What needs to be done »
Set the data down exactly as it stands, and keep its pictures out.

Given records »

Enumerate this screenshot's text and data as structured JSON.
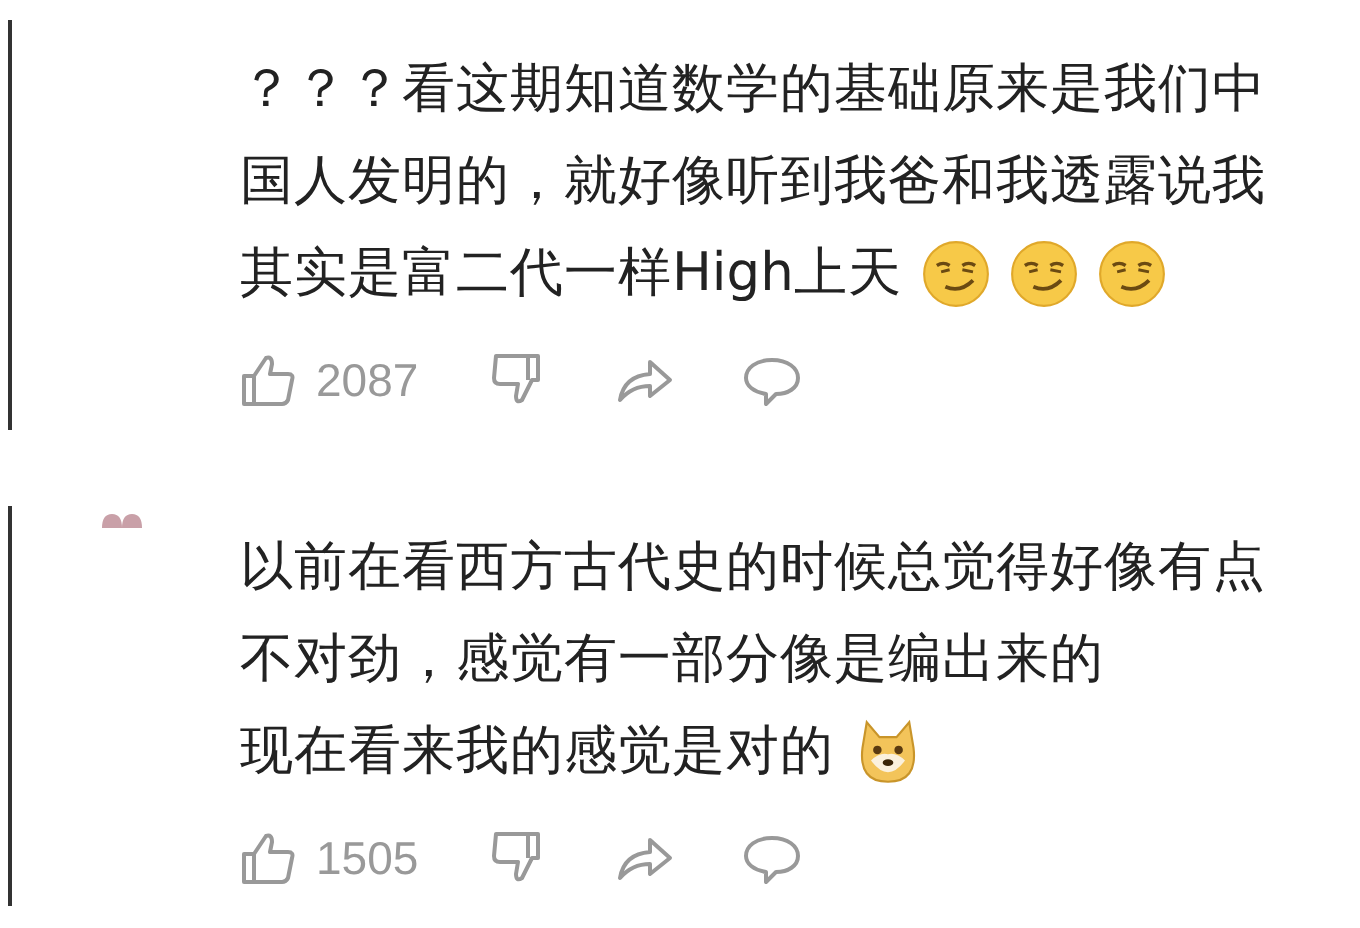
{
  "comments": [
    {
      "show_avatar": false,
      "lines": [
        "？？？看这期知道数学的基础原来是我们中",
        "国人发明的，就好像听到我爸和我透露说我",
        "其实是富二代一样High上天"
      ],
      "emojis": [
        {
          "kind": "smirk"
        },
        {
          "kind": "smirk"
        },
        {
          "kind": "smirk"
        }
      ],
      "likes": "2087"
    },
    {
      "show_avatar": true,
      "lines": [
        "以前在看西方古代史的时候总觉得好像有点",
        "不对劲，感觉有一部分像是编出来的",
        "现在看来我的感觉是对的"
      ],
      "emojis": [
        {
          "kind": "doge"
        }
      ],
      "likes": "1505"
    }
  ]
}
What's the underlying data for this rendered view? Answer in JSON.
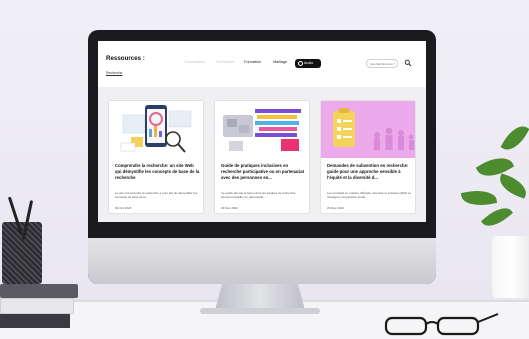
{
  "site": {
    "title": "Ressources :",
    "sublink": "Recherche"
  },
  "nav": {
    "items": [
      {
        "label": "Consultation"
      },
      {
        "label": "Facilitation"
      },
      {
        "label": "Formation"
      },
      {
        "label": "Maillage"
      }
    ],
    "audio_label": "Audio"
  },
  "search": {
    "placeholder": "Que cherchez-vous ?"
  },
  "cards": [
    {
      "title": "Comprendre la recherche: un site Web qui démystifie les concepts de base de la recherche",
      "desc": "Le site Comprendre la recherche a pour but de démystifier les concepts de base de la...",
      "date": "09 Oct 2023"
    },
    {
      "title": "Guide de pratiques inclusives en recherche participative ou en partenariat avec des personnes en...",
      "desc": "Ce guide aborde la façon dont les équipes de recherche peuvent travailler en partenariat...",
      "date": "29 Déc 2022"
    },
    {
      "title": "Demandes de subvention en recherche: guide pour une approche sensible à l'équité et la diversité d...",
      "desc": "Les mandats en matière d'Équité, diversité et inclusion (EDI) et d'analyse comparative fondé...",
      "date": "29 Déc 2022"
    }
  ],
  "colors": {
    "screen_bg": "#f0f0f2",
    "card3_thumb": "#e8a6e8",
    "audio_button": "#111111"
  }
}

Answer »
Enumerate this screenshot's text and data as structured JSON.
{
  "comments": [
    {
      "show_avatar": false,
      "lines": [
        "？？？看这期知道数学的基础原来是我们中",
        "国人发明的，就好像听到我爸和我透露说我",
        "其实是富二代一样High上天"
      ],
      "emojis": [
        {
          "kind": "smirk"
        },
        {
          "kind": "smirk"
        },
        {
          "kind": "smirk"
        }
      ],
      "likes": "2087"
    },
    {
      "show_avatar": true,
      "lines": [
        "以前在看西方古代史的时候总觉得好像有点",
        "不对劲，感觉有一部分像是编出来的",
        "现在看来我的感觉是对的"
      ],
      "emojis": [
        {
          "kind": "doge"
        }
      ],
      "likes": "1505"
    }
  ]
}
What's the underlying data for this rendered view? Answer in JSON.
{
  "site": {
    "title": "Ressources :",
    "sublink": "Recherche"
  },
  "nav": {
    "items": [
      {
        "label": "Consultation"
      },
      {
        "label": "Facilitation"
      },
      {
        "label": "Formation"
      },
      {
        "label": "Maillage"
      }
    ],
    "audio_label": "Audio"
  },
  "search": {
    "placeholder": "Que cherchez-vous ?"
  },
  "cards": [
    {
      "title": "Comprendre la recherche: un site Web qui démystifie les concepts de base de la recherche",
      "desc": "Le site Comprendre la recherche a pour but de démystifier les concepts de base de la...",
      "date": "09 Oct 2023"
    },
    {
      "title": "Guide de pratiques inclusives en recherche participative ou en partenariat avec des personnes en...",
      "desc": "Ce guide aborde la façon dont les équipes de recherche peuvent travailler en partenariat...",
      "date": "29 Déc 2022"
    },
    {
      "title": "Demandes de subvention en recherche: guide pour une approche sensible à l'équité et la diversité d...",
      "desc": "Les mandats en matière d'Équité, diversité et inclusion (EDI) et d'analyse comparative fondé...",
      "date": "29 Déc 2022"
    }
  ],
  "colors": {
    "screen_bg": "#f0f0f2",
    "card3_thumb": "#e8a6e8",
    "audio_button": "#111111"
  }
}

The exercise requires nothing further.